America and its allies have killed a total of 60,000 Islamic State (Isis) terrorists according to the head of the US Special Operations Command. Speaking at a defence industry conference in Maryland on 14 February, General Raymond 'Tony' Thomas said that the troops had been "pretty darn prolific" in killing IS (Daesh) terrorists.
"We have killed over 60,000," he said. "I'm not into morbid body counts, but that matters. So when folks ask, do you need more aggressive [measures], do you need better [rules of engagement], I would tell you that we're being pretty darn prolific right now."
According to reports, US forces have carried out a large number of air strikes against the terror group, especially in their stronghold Raqqa in Syria, under US President Donald Trump's administration. Thomas also pointed out that the US coalition was now "on the verge" of recapturing the city.
"We're making great progress against this enemy," he said while speaking at the National Defense Industrial Association's annual Special Operations/Low Intensity Conflict conference. "I don't know that that resonates in [the] United States about the nature of the threat and how aggressively we're getting after it, because I think that might assuage some of the concerns about how we are able to get after an enemy, a declared enemy of the United States," he noted.
Thomas' figures represent an increase from the numbers of terrorists killed in December, when a senior US military official had said that 50,000 fighters were killed.
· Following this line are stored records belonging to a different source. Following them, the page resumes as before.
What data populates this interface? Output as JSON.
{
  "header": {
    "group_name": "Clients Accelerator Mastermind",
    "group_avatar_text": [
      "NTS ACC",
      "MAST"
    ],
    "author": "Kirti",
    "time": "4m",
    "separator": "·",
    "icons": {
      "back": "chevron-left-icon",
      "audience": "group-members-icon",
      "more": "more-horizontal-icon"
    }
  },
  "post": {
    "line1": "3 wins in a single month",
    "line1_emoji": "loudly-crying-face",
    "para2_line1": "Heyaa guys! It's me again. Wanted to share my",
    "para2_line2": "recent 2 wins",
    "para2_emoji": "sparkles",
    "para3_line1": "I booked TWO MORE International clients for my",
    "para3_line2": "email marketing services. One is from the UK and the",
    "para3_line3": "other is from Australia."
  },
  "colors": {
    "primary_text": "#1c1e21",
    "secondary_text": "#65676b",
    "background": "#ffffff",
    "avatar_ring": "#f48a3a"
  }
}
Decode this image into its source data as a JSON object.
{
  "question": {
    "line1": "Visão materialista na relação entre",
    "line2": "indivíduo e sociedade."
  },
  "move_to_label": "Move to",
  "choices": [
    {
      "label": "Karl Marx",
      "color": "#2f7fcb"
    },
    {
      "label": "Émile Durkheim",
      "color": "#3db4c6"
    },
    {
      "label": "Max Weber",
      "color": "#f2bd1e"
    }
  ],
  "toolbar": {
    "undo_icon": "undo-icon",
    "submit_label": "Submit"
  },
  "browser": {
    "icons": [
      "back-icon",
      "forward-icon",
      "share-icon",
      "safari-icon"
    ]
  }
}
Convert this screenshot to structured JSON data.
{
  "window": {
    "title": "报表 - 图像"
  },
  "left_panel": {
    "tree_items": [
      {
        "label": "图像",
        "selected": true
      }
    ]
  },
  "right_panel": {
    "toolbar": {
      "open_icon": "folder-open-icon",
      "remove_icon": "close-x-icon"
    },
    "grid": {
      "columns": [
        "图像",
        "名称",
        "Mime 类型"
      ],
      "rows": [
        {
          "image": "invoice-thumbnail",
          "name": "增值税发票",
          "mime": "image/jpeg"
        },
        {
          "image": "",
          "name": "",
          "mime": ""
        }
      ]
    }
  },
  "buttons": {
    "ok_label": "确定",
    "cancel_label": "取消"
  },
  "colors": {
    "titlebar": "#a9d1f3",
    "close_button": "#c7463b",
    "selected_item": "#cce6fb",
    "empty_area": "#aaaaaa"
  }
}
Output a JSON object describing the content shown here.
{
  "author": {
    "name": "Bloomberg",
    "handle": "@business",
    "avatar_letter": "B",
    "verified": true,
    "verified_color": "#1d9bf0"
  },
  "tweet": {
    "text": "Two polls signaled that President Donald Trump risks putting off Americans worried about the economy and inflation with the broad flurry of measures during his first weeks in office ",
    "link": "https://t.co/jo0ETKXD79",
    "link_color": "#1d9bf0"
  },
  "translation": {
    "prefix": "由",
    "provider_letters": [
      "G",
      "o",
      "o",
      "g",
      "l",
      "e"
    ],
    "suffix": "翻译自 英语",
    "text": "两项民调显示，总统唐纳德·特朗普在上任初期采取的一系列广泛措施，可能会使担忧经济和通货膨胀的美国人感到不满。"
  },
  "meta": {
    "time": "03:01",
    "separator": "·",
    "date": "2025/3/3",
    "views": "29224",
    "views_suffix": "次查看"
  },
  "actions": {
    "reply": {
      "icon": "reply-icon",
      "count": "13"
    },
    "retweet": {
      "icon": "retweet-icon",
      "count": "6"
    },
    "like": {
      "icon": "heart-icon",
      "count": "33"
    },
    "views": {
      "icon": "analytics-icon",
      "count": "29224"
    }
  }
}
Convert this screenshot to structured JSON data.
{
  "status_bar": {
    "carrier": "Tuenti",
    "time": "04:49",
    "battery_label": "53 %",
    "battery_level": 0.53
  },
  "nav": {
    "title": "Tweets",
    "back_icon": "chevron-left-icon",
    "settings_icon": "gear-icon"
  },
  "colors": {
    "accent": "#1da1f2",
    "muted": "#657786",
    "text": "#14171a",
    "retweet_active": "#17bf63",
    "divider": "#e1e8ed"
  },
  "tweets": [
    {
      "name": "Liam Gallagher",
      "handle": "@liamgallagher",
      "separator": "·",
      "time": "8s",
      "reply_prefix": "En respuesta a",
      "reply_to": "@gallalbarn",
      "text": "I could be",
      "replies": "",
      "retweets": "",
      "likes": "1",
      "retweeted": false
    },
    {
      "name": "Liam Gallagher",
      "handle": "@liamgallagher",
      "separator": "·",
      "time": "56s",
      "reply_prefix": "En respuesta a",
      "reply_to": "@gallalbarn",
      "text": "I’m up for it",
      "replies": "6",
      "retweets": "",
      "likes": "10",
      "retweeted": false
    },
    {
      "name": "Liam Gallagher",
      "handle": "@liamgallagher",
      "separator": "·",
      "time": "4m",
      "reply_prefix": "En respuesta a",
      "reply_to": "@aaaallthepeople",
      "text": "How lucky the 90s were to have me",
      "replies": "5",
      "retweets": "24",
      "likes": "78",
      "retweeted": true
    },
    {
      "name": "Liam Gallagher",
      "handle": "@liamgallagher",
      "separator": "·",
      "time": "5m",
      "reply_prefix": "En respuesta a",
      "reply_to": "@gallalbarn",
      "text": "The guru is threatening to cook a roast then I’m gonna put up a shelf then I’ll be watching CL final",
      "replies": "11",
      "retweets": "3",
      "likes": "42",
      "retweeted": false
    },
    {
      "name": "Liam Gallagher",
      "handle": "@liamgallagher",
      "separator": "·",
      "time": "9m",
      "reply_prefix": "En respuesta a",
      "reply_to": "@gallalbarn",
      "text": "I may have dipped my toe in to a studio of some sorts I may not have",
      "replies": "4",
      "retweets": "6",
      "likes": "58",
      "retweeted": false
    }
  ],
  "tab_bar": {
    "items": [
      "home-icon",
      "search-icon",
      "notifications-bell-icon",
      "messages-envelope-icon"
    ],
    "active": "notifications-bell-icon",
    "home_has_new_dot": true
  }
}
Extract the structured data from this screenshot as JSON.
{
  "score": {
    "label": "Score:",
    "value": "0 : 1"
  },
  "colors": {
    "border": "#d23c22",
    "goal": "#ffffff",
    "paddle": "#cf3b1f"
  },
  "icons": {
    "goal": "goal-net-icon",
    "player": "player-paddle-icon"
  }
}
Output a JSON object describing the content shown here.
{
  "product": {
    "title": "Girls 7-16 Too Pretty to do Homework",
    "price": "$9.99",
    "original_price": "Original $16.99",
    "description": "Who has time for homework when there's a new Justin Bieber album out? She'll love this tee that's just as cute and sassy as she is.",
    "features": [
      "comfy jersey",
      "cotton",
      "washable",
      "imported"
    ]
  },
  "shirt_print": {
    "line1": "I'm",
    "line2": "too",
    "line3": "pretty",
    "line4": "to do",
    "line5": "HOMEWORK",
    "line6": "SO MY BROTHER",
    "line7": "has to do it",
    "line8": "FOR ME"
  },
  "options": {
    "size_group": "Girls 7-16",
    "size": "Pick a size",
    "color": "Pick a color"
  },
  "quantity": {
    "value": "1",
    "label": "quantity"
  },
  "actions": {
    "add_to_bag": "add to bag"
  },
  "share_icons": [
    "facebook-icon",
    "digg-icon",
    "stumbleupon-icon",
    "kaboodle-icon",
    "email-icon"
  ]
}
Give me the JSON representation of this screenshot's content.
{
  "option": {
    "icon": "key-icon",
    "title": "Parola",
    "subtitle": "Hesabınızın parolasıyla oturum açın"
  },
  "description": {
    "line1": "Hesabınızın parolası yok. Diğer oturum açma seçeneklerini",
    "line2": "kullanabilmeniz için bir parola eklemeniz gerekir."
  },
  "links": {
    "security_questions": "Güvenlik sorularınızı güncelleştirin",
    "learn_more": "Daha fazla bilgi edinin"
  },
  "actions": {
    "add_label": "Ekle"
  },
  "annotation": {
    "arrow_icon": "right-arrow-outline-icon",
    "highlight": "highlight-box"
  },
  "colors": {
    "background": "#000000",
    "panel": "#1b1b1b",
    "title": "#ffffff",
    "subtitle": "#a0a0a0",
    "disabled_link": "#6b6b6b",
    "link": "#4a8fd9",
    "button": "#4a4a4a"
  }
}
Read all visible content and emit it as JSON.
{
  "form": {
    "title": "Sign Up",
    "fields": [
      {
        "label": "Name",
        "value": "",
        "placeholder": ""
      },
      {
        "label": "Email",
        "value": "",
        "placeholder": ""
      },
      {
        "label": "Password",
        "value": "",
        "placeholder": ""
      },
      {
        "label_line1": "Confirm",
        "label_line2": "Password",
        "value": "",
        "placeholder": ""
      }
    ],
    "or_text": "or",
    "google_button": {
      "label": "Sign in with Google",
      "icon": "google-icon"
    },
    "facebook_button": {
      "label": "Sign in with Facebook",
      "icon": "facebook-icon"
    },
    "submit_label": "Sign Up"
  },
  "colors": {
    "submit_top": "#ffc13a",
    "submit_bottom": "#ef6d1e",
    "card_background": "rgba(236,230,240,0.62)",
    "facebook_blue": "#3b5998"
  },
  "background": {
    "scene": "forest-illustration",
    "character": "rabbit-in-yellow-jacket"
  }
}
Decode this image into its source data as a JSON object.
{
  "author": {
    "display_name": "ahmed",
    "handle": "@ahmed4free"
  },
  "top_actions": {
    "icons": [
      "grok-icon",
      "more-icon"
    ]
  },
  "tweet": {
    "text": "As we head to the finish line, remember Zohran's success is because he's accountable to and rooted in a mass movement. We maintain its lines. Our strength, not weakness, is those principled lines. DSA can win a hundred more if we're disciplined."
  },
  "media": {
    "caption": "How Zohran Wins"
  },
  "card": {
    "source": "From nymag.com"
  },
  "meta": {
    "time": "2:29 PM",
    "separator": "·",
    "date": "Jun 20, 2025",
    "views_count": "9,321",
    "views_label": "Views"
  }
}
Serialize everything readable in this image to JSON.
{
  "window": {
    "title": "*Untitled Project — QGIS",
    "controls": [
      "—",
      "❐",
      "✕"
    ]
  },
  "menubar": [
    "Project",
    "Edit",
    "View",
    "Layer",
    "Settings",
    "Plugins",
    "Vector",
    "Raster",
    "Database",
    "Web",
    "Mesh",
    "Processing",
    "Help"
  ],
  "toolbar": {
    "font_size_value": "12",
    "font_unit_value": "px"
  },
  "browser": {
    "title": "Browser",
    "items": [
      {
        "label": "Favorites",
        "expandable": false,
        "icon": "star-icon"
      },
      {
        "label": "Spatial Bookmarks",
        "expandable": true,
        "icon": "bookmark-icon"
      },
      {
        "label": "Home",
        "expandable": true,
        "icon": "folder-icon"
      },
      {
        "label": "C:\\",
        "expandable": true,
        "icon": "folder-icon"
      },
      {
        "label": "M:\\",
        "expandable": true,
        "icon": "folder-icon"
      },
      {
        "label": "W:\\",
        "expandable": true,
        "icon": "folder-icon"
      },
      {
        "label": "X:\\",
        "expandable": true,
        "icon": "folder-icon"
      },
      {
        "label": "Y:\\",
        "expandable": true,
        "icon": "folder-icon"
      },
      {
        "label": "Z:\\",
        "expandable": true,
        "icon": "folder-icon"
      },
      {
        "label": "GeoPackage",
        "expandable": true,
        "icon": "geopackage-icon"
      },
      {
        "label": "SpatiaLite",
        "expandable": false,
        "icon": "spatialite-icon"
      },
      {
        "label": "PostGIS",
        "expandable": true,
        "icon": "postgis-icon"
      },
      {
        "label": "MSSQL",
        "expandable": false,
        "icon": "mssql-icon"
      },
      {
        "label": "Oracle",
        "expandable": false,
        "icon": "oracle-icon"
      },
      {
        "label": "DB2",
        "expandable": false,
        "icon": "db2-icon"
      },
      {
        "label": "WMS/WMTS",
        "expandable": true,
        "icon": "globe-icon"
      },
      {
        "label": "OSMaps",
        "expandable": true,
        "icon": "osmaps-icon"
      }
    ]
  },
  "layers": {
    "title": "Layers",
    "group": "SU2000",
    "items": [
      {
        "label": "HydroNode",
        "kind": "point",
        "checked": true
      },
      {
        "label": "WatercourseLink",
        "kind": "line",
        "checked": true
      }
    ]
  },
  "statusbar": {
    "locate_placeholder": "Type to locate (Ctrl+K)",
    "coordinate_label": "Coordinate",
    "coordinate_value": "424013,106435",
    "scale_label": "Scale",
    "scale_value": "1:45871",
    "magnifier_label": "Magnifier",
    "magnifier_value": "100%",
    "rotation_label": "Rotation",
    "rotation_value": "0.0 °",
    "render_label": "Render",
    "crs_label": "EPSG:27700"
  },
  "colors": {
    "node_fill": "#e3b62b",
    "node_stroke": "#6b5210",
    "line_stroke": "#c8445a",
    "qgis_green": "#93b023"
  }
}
General Thomas claimed that the rise in the death toll indicates the success of the ongoing fight in Syria.
It is difficult to put the death toll into context considering the varying figures regarding the total number of Isis members. In 2014, the Syrian Observatory for Human Rights estimated that there were 100,000 Isis fighters in Iraq and Syria. However, the information released by the Pentagon in 2016 indicated that the number of militants ranged between 15,000 and 20,000.
"References to enemy killed are estimates, not precise figures," Christopher Sherwood, a Department of Defense spokesman told CNN. "While the number of enemy killed is one measure of military success, the coalition does not use this as a measure of effectiveness in the campaign to defeat Isis."